- [EXERCISE INSTRUCTIONS] Read through the entries below and return each line with the word "사용하지".

- [SOURCE RECORDS]
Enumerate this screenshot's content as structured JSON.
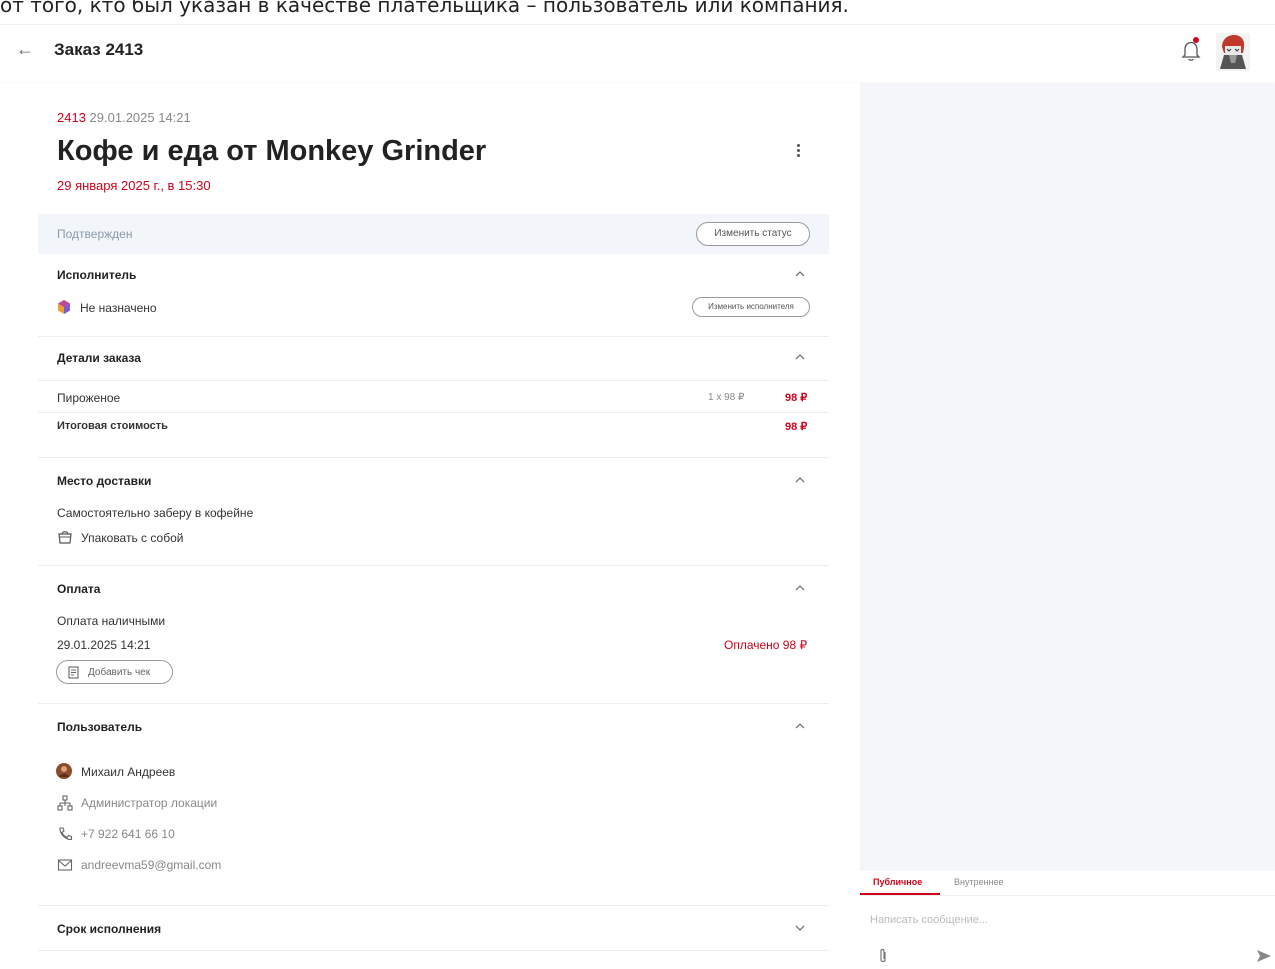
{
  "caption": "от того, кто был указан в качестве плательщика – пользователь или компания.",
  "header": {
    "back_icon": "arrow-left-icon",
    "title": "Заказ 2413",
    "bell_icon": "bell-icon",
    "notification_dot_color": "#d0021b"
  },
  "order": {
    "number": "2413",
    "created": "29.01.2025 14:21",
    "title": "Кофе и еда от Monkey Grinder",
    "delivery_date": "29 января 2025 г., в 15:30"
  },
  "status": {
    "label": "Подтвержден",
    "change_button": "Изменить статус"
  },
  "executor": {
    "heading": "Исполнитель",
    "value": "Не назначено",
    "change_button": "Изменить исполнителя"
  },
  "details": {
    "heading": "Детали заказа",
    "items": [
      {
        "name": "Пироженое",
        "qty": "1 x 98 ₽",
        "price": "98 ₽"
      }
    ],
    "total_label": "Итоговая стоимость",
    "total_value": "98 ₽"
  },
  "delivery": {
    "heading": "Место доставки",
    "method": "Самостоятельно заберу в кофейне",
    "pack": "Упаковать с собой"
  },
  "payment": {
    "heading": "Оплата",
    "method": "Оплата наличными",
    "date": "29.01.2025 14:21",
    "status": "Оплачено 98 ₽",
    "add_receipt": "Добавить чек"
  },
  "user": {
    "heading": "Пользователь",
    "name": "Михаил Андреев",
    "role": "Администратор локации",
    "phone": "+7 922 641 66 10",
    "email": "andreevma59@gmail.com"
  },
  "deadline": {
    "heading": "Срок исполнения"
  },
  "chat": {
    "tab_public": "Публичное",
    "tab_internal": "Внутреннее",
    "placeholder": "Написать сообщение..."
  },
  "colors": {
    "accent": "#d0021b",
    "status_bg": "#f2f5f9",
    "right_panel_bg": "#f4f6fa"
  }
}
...
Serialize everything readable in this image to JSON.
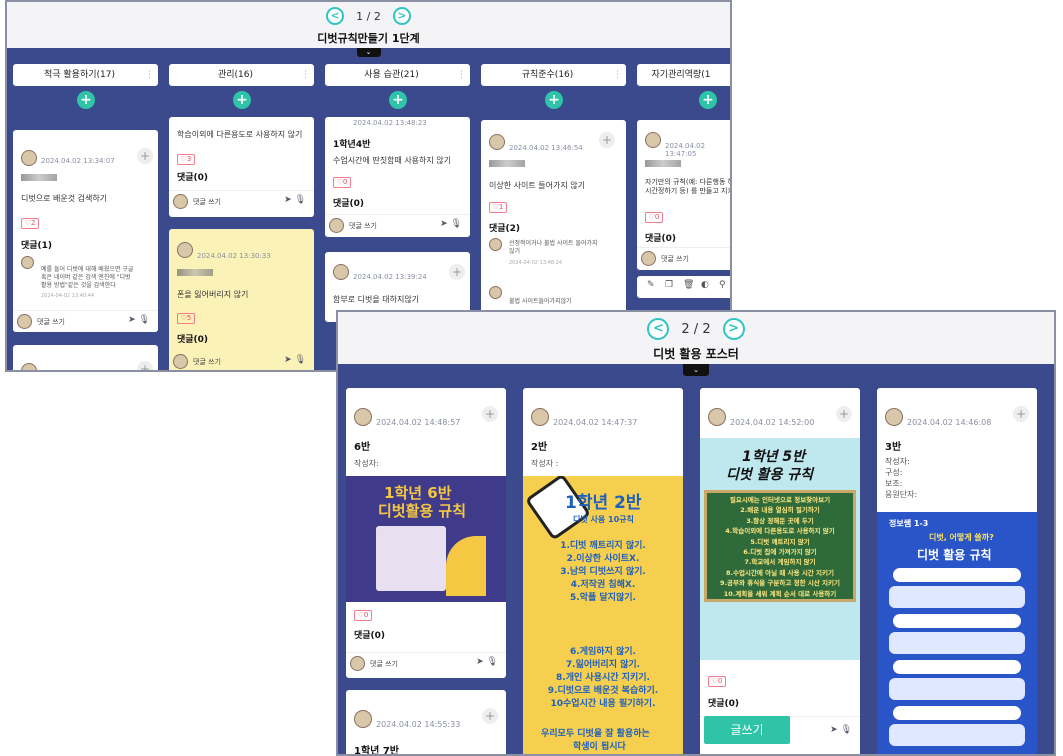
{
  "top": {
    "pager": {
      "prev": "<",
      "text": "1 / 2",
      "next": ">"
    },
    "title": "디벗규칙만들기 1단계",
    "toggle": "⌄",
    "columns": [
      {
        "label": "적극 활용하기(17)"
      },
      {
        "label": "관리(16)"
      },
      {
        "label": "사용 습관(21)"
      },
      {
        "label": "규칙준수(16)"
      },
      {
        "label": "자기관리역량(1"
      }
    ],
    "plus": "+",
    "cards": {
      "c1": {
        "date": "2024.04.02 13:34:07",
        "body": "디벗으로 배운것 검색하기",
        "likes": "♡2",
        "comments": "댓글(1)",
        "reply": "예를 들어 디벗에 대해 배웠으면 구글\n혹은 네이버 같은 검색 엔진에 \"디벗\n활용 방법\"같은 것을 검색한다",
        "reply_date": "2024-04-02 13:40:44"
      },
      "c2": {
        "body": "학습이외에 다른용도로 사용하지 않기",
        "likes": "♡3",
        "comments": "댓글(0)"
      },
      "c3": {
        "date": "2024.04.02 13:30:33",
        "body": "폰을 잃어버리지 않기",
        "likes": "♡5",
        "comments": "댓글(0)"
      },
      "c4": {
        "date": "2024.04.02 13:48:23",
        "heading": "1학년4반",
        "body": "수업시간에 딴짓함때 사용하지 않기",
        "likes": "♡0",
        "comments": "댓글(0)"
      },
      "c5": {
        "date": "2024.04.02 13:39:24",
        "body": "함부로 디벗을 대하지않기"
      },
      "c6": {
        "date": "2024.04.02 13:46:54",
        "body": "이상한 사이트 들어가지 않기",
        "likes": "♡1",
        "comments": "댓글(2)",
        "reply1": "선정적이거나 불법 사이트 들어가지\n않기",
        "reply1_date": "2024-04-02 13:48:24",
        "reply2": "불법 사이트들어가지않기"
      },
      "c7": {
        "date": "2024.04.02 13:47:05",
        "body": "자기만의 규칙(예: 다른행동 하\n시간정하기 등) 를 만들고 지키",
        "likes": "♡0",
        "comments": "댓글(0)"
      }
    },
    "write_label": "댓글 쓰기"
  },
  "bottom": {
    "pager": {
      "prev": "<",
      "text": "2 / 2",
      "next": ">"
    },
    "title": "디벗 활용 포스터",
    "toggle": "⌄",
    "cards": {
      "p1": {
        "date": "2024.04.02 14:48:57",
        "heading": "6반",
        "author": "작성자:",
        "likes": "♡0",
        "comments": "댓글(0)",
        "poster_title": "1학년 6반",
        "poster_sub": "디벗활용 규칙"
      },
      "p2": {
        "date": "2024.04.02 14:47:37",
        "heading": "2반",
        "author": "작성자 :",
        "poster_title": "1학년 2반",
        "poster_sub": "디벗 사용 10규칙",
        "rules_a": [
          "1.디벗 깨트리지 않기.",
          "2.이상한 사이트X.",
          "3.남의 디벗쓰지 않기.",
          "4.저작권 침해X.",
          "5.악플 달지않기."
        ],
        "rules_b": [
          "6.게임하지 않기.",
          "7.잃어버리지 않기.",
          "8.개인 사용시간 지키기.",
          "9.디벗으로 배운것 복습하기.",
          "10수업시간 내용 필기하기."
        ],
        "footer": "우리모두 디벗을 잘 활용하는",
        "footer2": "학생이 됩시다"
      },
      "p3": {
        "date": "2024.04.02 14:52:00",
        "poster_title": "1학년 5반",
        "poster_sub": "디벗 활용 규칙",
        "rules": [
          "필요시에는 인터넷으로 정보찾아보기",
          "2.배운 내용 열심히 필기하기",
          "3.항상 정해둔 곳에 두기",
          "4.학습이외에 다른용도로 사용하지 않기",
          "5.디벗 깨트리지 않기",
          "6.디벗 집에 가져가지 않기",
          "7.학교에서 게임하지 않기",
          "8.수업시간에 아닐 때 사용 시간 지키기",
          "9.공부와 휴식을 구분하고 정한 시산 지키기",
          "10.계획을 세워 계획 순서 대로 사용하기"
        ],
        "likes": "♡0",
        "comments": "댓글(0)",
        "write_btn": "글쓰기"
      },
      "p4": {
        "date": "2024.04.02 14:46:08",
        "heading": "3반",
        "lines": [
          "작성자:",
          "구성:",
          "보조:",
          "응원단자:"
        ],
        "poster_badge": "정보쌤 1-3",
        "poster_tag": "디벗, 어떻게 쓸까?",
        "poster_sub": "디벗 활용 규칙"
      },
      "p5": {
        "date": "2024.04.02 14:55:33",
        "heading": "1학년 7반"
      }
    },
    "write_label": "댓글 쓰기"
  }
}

- [REPLY TO THE EXERCISE]
        "body": "학습이외에 다른용도로 사용하지 않기",
        "body": "수업시간에 딴짓함때 사용하지 않기",
          "4.학습이외에 다른용도로 사용하지 않기",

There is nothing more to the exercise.